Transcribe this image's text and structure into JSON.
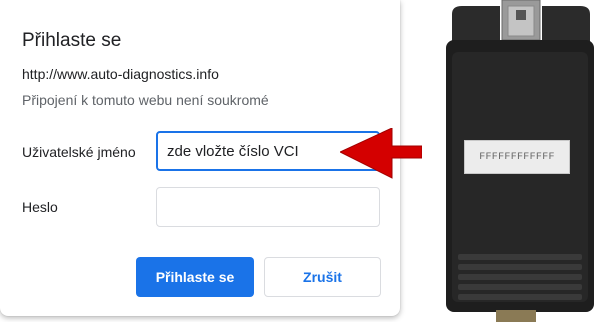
{
  "dialog": {
    "title": "Přihlaste se",
    "url": "http://www.auto-diagnostics.info",
    "privacy_note": "Připojení k tomuto webu není soukromé",
    "username_label": "Uživatelské jméno",
    "username_value": "zde vložte číslo VCI",
    "password_label": "Heslo",
    "password_value": "",
    "submit_label": "Přihlaste se",
    "cancel_label": "Zrušit"
  },
  "device": {
    "serial_label": "FFFFFFFFFFFF"
  },
  "colors": {
    "accent": "#1a73e8",
    "arrow": "#d40000",
    "device_body": "#1e1e1e"
  }
}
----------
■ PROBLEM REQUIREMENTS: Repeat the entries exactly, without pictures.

■ FINISHED EXERCISE:
Transcribe this image's text and structure into JSON.
{
  "dialog": {
    "title": "Přihlaste se",
    "url": "http://www.auto-diagnostics.info",
    "privacy_note": "Připojení k tomuto webu není soukromé",
    "username_label": "Uživatelské jméno",
    "username_value": "zde vložte číslo VCI",
    "password_label": "Heslo",
    "password_value": "",
    "submit_label": "Přihlaste se",
    "cancel_label": "Zrušit"
  },
  "device": {
    "serial_label": "FFFFFFFFFFFF"
  },
  "colors": {
    "accent": "#1a73e8",
    "arrow": "#d40000",
    "device_body": "#1e1e1e"
  }
}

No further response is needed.